Step 8: Run the application

The moment of truth. We need to get XULRunner to launch the bare-bones application.


From a Windows command prompt opened to the myapp folder, we should be able to execute this:

 C:\path\to\xulrunner.exe application.ini

Of course, if you opted to install xulrunner then you could simply do

%ProgramFiles%\xulrunner.exe application.ini

or on 64 bit systems

%ProgramFiles(x86)%\xulrunner.exe application.ini

Note: you can also install your application when you're finished debugging it. See XUL Application Packaging for details.


On the Mac, before you can run a XULRunner application with everything intact, you must install it using the --install-app xulrunner commandline flag. Installing the application creates an OS X application bundle:

 /Library/Frameworks/XUL.framework/xulrunner-bin --install-app /<path>/<to>/myapp.zip

Once installed, you can run the application:

 /Library/Frameworks/XUL.framework/xulrunner-bin "/Applications/Finkle/TestApp.app/Contents/Resources/application.ini"

You may run it without installing (but with the menu bar and dock icon missing) in OS X by typing:

/Library/Frameworks/XUL.framework/xulrunner-bin "/<full path>/TestApp/application.ini"

Note: The full path is required or a "Error: couldn't parse application.ini."-message will be returned.

This might also be simplified using a very simple shell script (i call mine "run.sh"):

/Library/Frameworks/XUL.framework/xulrunner-bin `pwd`/application.ini 


On Ubuntu, you can run the application from a terminal.
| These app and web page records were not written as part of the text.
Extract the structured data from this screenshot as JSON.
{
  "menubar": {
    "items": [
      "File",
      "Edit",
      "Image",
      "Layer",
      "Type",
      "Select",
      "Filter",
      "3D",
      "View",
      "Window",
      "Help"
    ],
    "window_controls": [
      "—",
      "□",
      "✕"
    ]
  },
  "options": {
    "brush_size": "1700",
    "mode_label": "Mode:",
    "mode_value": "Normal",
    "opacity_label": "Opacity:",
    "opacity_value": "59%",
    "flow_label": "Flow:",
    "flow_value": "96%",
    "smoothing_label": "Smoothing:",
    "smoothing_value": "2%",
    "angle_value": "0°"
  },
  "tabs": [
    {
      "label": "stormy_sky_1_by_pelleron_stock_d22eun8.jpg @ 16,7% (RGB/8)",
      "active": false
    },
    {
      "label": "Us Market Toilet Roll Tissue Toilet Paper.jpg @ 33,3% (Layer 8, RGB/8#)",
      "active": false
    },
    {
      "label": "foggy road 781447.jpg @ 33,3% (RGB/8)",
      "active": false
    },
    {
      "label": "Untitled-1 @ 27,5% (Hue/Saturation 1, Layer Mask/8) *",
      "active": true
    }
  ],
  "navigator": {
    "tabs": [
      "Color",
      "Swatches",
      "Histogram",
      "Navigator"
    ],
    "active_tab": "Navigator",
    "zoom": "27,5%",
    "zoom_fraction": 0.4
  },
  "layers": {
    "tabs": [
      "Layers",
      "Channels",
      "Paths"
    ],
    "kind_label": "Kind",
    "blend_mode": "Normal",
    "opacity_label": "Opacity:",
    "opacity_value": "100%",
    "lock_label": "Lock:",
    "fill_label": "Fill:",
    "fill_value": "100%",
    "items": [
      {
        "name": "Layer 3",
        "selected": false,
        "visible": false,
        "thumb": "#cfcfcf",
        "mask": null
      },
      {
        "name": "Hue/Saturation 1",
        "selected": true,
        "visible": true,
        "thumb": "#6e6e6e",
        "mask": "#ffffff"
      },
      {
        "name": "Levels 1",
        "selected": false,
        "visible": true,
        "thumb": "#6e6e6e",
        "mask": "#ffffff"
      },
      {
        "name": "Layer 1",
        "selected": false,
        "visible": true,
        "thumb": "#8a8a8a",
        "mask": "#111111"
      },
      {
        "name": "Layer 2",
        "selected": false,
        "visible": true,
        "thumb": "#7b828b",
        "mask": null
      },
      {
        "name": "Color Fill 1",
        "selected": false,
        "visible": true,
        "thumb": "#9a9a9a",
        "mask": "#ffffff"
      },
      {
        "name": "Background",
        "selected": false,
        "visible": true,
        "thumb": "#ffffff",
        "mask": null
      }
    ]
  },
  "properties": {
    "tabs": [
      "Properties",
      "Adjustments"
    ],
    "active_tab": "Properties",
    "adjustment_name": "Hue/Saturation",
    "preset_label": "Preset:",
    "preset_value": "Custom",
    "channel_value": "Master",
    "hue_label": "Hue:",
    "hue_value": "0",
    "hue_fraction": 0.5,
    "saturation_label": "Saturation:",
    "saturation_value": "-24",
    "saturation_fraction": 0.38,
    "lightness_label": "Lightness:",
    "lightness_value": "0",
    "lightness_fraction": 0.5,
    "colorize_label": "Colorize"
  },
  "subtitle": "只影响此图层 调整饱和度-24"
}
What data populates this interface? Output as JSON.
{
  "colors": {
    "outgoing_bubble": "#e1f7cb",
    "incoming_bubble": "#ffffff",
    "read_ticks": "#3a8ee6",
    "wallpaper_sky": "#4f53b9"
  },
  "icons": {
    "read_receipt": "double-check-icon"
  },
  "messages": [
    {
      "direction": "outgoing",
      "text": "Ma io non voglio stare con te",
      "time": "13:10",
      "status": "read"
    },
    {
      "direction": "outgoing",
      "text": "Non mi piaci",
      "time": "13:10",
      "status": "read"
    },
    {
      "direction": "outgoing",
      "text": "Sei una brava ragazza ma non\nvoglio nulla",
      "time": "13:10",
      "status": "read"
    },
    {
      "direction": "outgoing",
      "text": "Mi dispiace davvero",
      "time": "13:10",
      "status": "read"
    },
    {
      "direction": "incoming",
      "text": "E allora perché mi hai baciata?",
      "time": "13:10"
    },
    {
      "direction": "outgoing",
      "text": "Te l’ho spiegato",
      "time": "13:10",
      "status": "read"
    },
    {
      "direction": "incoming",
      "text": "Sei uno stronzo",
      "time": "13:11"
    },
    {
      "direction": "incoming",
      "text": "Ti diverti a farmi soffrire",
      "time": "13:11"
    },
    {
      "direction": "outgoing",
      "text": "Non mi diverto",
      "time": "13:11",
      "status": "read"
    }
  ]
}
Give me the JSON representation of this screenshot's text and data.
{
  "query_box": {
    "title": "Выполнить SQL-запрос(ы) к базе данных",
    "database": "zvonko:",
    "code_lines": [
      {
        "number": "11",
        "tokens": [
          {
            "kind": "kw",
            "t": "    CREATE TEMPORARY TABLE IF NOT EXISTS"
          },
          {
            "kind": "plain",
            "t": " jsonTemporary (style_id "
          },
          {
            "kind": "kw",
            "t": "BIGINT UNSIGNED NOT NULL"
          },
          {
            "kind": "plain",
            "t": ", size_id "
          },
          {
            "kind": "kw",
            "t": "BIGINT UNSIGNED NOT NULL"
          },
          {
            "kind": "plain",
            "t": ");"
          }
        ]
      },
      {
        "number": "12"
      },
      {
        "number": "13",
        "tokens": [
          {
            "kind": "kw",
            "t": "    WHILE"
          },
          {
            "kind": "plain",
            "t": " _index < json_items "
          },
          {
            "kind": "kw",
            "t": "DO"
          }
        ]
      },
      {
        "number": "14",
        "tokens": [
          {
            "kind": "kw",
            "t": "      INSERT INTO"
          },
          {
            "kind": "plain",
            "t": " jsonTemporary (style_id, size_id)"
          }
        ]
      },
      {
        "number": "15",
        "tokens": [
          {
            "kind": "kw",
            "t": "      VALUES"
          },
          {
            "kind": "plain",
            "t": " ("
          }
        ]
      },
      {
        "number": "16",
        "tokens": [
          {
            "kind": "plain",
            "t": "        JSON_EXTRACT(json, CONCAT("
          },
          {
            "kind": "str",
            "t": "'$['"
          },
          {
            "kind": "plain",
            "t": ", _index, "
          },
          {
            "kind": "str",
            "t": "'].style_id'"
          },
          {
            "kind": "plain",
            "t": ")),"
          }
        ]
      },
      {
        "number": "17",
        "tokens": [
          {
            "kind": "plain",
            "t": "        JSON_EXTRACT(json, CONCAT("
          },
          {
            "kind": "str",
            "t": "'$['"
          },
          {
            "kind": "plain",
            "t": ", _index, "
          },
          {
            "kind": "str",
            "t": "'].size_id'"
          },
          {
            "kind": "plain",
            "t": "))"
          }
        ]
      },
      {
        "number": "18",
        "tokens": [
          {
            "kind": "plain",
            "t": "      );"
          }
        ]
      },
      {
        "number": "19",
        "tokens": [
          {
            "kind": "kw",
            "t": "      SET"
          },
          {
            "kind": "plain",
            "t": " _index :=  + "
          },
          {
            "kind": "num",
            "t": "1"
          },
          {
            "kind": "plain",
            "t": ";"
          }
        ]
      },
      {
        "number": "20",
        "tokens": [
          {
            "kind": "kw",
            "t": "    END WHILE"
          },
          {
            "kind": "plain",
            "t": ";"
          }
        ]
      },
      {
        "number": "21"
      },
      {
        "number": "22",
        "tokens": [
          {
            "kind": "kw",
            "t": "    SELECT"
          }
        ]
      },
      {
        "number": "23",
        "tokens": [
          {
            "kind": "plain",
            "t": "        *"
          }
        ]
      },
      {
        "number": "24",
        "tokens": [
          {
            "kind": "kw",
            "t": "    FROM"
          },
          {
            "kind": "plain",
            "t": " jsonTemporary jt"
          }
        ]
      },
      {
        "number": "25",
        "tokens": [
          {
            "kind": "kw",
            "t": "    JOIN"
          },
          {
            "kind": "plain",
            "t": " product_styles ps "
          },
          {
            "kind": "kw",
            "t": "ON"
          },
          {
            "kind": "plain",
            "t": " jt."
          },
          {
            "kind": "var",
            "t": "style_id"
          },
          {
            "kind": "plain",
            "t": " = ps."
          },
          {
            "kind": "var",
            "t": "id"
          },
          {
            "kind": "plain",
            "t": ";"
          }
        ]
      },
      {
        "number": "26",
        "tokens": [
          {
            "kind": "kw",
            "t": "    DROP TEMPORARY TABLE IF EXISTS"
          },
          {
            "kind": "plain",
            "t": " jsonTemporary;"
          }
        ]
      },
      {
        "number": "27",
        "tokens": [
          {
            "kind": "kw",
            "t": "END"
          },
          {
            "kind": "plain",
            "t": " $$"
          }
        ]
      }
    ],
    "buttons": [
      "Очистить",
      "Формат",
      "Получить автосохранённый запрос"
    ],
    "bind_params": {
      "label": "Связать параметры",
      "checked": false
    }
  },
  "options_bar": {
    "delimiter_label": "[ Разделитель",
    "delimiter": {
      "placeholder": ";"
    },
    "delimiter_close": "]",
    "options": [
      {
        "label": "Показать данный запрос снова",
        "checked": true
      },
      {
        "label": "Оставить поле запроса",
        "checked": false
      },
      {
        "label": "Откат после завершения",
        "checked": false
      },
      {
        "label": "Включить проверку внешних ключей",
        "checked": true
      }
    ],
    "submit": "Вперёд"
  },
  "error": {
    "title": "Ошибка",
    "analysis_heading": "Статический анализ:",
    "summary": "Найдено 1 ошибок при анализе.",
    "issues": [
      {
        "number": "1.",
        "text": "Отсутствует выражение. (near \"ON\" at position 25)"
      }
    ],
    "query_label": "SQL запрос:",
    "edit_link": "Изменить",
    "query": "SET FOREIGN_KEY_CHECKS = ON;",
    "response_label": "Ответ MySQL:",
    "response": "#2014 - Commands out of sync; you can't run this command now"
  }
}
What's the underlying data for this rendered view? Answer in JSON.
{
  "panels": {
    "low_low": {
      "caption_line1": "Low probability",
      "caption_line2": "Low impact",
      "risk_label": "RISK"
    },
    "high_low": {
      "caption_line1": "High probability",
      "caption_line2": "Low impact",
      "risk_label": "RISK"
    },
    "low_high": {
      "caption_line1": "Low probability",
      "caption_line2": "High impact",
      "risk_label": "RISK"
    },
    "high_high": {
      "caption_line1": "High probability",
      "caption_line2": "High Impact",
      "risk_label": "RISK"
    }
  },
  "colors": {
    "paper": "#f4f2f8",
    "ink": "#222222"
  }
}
First change into the \myapp folder, then start the application by:

 xulrunner application.ini

You should now see a window that looks something like this. This particular screenshot is from Ubuntu 10.


Alternative: Run XUL apps with Firefox

With Firefox 3 and later, you can tell the Firefox executable to run a XUL application from the command line. The XUL application will run instead of the Firefox browser that normally starts. This is similar to starting a XUL app using XULRunner. See Using Firefox to run XULRunner applications. This does not work if Firefox itself was installed as a XUL app - you need to use the installed XULRunner directly.

Further Reading:

There are many things you can do with XULRunner (who would have thought that? Typical Mozilla writing style at play here). Before you get too far into things you might want to read the XULRunner tips article. Also, throughout this tutorial you've been introduced to various bits of the Toolkit API and it may help you to get familiar with it. Once you've got an application that's ready for the world you'll love our article titled Deploying XULRunner.

For now, click the "next" link to learn about windows and menus in XULRunner!

Original Document Information

  • Author: Mark Finkle, October 2, 2006